Entries shown =
────────────────

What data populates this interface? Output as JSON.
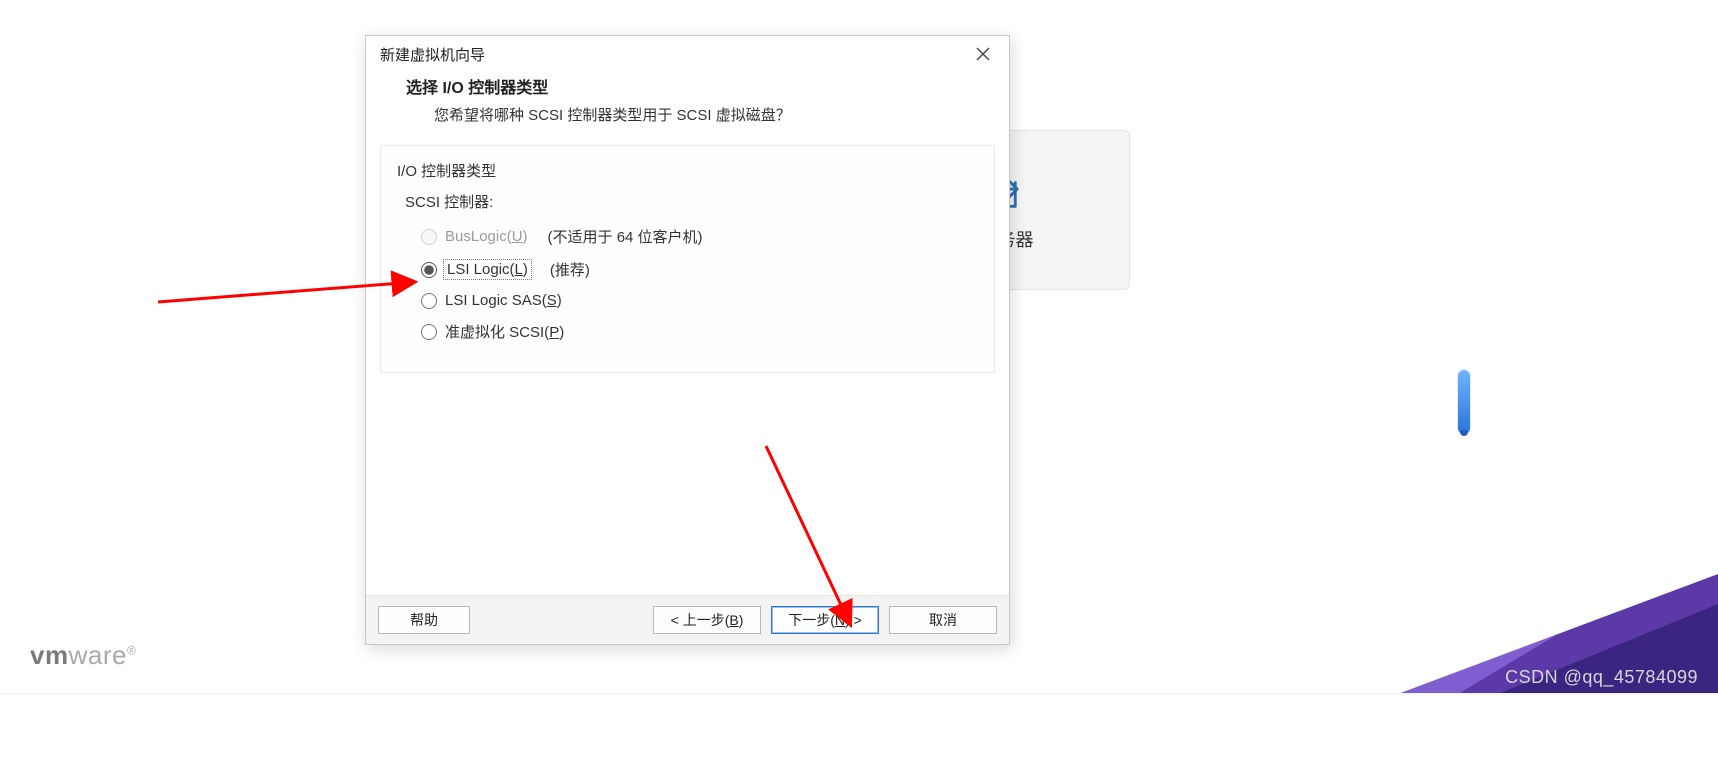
{
  "dialog": {
    "window_title": "新建虚拟机向导",
    "header_title": "选择 I/O 控制器类型",
    "header_sub": "您希望将哪种 SCSI 控制器类型用于 SCSI 虚拟磁盘？",
    "group_title": "I/O 控制器类型",
    "scsi_label": "SCSI 控制器:",
    "options": {
      "buslogic": {
        "label_pre": "BusLogic(",
        "shortcut": "U",
        "label_post": ")",
        "note": "(不适用于 64 位客户机)"
      },
      "lsi": {
        "label_pre": "LSI Logic(",
        "shortcut": "L",
        "label_post": ")",
        "note": "(推荐)"
      },
      "lsisas": {
        "label_pre": "LSI Logic SAS(",
        "shortcut": "S",
        "label_post": ")"
      },
      "paravirt": {
        "label_pre": "准虚拟化 SCSI(",
        "shortcut": "P",
        "label_post": ")"
      }
    },
    "buttons": {
      "help": "帮助",
      "back_pre": "< 上一步(",
      "back_key": "B",
      "back_post": ")",
      "next_pre": "下一步(",
      "next_key": "N",
      "next_post": ") >",
      "cancel": "取消"
    }
  },
  "back_card_text": "程服务器",
  "logo_text": "vmware",
  "watermark": "CSDN @qq_45784099"
}
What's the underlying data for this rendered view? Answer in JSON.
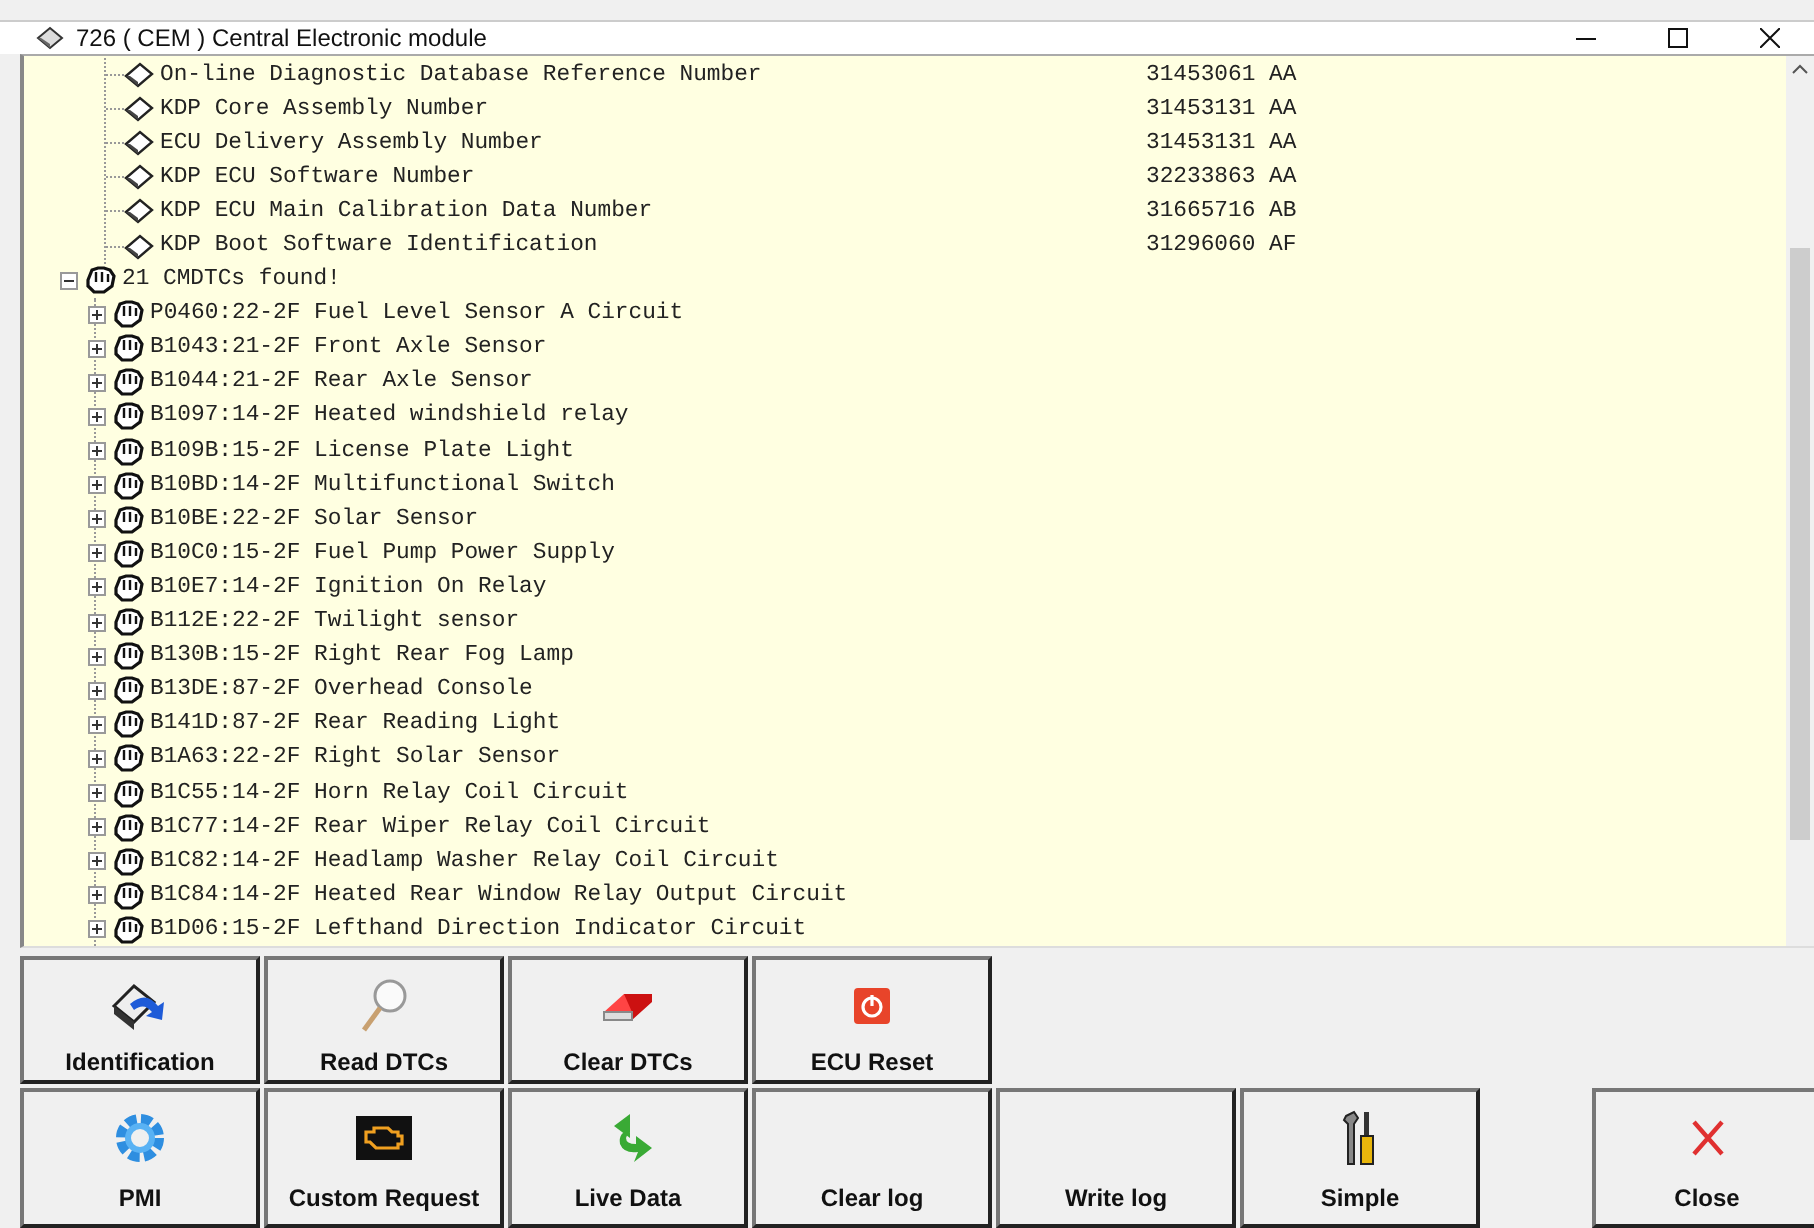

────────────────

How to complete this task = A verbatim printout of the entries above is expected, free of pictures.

Exercise output =
What data populates this interface? Output as JSON.
{
  "dialog": {
    "window_title": "新建虚拟机向导",
    "header_title": "选择 I/O 控制器类型",
    "header_sub": "您希望将哪种 SCSI 控制器类型用于 SCSI 虚拟磁盘？",
    "group_title": "I/O 控制器类型",
    "scsi_label": "SCSI 控制器:",
    "options": {
      "buslogic": {
        "label_pre": "BusLogic(",
        "shortcut": "U",
        "label_post": ")",
        "note": "(不适用于 64 位客户机)"
      },
      "lsi": {
        "label_pre": "LSI Logic(",
        "shortcut": "L",
        "label_post": ")",
        "note": "(推荐)"
      },
      "lsisas": {
        "label_pre": "LSI Logic SAS(",
        "shortcut": "S",
        "label_post": ")"
      },
      "paravirt": {
        "label_pre": "准虚拟化 SCSI(",
        "shortcut": "P",
        "label_post": ")"
      }
    },
    "buttons": {
      "help": "帮助",
      "back_pre": "< 上一步(",
      "back_key": "B",
      "back_post": ")",
      "next_pre": "下一步(",
      "next_key": "N",
      "next_post": ") >",
      "cancel": "取消"
    }
  },
  "back_card_text": "程服务器",
  "logo_text": "vmware",
  "watermark": "CSDN @qq_45784099"
}
What's the underlying data for this rendered view? Answer in JSON.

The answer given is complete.